──────── Information shown ────────

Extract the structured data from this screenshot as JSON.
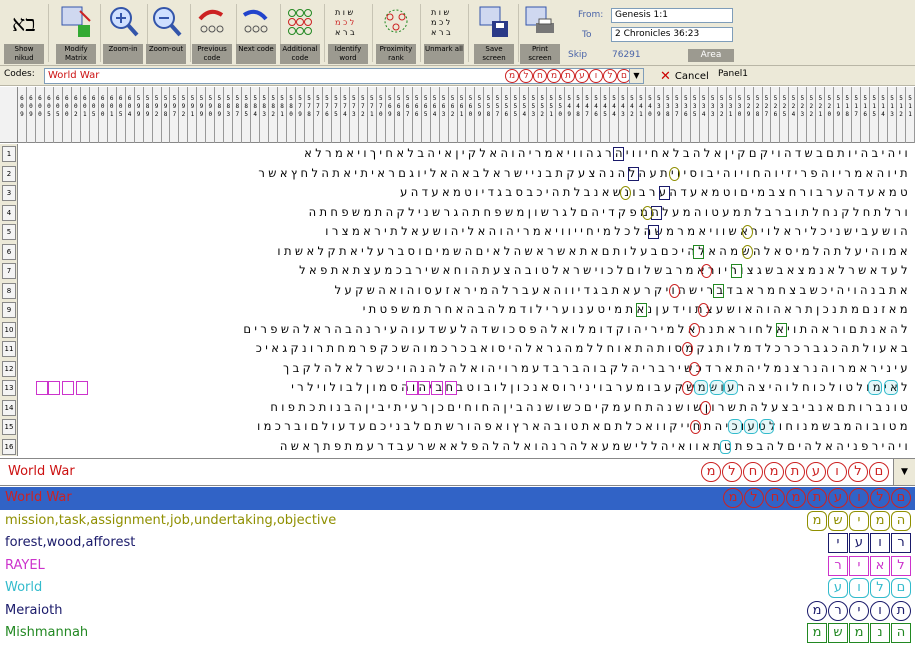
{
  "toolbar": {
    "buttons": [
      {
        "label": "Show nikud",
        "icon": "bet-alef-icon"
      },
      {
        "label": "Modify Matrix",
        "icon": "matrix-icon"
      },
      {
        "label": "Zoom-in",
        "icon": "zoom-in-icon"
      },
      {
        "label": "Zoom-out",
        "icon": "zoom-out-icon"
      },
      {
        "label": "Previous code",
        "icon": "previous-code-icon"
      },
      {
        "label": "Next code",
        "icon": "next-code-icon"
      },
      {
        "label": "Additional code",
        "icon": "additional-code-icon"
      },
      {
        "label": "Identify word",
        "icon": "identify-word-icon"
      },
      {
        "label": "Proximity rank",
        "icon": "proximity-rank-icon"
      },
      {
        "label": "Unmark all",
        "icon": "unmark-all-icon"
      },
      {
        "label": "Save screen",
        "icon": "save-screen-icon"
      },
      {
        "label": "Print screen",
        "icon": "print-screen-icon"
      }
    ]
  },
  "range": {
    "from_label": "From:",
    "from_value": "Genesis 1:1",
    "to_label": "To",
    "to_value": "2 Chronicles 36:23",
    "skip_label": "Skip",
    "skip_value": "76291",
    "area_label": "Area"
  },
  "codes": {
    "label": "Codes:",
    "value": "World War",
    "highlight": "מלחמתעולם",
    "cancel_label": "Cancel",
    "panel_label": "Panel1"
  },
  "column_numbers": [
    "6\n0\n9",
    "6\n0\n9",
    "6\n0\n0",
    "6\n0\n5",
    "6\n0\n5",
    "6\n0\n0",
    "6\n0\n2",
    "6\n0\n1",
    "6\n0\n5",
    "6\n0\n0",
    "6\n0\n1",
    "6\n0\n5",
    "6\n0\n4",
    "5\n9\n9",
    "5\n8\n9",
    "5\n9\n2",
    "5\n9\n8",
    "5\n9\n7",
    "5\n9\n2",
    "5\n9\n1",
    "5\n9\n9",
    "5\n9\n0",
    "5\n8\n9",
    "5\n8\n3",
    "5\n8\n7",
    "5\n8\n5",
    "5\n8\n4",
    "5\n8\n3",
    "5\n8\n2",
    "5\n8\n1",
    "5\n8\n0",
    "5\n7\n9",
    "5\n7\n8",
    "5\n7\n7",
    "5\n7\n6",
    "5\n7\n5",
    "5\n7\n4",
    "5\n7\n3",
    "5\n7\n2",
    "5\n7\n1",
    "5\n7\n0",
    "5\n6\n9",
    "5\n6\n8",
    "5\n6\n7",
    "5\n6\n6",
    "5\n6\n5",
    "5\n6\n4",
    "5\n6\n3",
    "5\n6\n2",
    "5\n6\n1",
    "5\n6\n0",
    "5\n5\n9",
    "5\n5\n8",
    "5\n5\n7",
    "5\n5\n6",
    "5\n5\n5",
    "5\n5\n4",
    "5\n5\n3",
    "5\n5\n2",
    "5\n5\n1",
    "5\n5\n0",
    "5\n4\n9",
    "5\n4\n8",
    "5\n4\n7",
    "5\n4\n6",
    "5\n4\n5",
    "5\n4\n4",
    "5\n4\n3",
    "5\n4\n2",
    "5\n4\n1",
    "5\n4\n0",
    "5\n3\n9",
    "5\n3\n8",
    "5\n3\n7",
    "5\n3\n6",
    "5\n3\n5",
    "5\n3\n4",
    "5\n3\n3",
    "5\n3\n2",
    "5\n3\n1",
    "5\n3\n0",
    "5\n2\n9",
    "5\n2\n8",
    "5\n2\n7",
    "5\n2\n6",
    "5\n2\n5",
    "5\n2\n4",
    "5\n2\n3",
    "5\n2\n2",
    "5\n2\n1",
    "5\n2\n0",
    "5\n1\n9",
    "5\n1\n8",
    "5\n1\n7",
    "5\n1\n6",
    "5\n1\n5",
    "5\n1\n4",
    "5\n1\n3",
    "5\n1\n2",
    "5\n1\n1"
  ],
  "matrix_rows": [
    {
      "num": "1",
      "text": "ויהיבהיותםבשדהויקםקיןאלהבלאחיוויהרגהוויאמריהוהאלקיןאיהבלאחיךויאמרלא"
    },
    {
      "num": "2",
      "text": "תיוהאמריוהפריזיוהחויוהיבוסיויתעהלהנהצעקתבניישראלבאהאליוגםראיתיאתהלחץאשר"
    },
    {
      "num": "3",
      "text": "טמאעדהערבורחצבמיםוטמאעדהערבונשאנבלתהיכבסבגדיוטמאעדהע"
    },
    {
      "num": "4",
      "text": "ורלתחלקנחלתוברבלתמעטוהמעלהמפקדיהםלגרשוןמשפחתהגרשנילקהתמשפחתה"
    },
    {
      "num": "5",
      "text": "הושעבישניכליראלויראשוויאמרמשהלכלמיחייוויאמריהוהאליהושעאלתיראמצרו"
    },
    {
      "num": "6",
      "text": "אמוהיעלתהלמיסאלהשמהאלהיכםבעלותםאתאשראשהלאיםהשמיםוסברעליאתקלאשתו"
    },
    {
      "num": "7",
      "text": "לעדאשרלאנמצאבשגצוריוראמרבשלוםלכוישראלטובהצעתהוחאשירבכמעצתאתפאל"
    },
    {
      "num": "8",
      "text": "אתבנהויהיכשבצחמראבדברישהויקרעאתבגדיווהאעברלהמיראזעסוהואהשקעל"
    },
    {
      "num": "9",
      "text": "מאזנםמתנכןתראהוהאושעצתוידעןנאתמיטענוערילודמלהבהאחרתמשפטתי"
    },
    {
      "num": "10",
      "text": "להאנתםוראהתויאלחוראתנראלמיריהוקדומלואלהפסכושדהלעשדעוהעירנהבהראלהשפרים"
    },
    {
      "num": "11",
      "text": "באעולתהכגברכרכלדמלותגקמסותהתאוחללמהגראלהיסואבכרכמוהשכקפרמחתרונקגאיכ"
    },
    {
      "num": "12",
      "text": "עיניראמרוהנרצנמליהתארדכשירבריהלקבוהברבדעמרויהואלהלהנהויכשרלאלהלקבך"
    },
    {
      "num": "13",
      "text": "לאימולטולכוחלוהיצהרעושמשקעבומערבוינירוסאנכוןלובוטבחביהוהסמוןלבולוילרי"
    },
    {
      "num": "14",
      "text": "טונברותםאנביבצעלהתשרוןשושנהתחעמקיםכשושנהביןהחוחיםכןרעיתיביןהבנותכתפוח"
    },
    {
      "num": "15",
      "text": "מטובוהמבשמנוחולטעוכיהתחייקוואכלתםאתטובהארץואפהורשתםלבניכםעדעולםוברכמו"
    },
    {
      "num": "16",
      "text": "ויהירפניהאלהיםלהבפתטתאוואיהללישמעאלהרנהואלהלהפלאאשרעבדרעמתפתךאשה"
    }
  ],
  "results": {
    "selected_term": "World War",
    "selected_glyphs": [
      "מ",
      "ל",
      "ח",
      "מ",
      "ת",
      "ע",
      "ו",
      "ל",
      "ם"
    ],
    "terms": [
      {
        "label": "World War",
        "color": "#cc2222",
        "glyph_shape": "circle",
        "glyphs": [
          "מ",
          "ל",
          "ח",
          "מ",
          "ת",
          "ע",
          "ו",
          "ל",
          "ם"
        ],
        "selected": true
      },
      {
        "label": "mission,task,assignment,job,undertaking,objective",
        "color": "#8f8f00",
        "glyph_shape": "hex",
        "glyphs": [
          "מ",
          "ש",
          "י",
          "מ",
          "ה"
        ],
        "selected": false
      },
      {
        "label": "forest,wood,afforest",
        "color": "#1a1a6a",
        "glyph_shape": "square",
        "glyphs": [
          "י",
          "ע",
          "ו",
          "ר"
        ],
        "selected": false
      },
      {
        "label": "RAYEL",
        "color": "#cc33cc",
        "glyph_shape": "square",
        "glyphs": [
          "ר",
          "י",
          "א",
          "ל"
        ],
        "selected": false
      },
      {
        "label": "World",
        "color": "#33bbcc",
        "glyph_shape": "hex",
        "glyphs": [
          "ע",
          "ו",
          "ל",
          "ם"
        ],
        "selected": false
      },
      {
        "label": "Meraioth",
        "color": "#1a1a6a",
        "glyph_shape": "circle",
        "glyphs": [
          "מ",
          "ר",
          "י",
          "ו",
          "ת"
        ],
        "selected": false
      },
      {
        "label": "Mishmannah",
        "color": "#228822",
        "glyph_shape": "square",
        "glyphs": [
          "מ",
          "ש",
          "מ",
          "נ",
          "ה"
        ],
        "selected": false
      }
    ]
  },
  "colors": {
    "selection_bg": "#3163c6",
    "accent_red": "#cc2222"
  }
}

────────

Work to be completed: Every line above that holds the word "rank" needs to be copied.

Task response:
        "label": "Proximity rank",
        "icon": "proximity-rank-icon"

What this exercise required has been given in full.